I seem to have left the best for last in my Retro Hugo short fiction reading.  This morning, I started reading and could not stop reading “The Sunken Land” by Fritz Leiber.  His writing took me back to the days when I immersed myself in the writings of Robert E. Howard. And once I reviewed his mini-biography at Wikipedia, I understood why I felt that affinity: “With writers such as Robert E. Howard and Michael Moorcock, Leiber can be regarded as one of the fathers of sword and sorcery fantasy, having coined the term.”

The Sunken Land” pulled me along for a ride with Fafhrd, leaving the Grey Mouser as a bookend to the story.  Leiber used a very active voice that left you no time to catch your breath from the first inhalation to the last gasp.

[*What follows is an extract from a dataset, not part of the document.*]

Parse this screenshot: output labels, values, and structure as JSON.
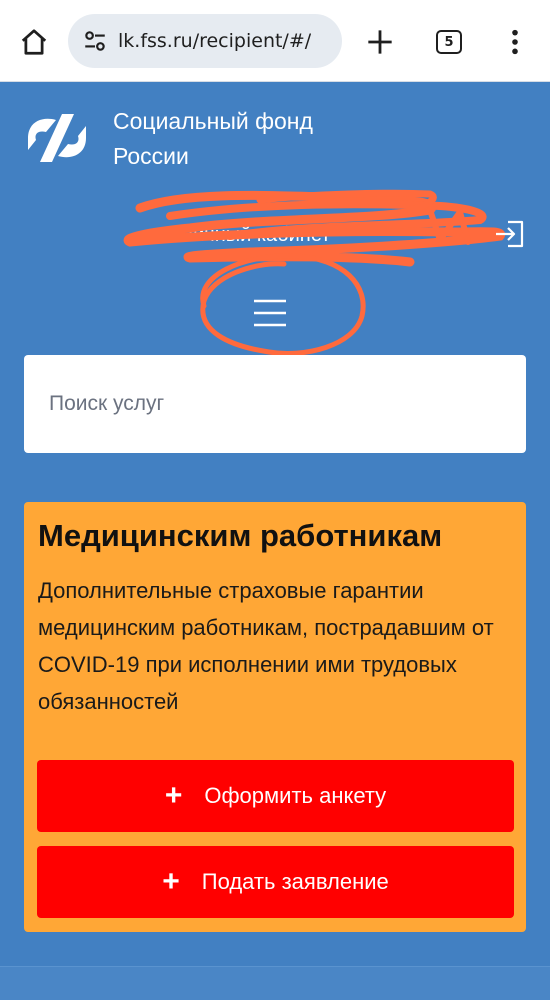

This leaves me with something of a dilemma in deciding which 1942 short story gets my top vote for the Retro Hugo Award.  I haven’t yet reread Asimov’s “Runaround” but I remember it being very good.  I will listen to it next week as an audiobook.  Before I read “The Sunken Land” by Leiber, I had planned on ranking “Runaround” as my first choice.  Then there’s also Clement’s hard science-fiction story “Proof,” which I read yesterday and ranked second after Asimov’s entry.  Both Asimov and Clement are the traditional science fiction types that are most often associated with a Hugo Award.  But my first love is fantasy and Leiber knows how to write a gripping tale.  I will have to ponder my vote and you will have to wait and find out until after I re-read the classic robot logic problem that is “Runaround.”

 

Posted in 4 Star, Books, Fantasy, Fiction, Ratings, Reading, Reviewing, Reviews | Tagged , , , , , , | 1 Comment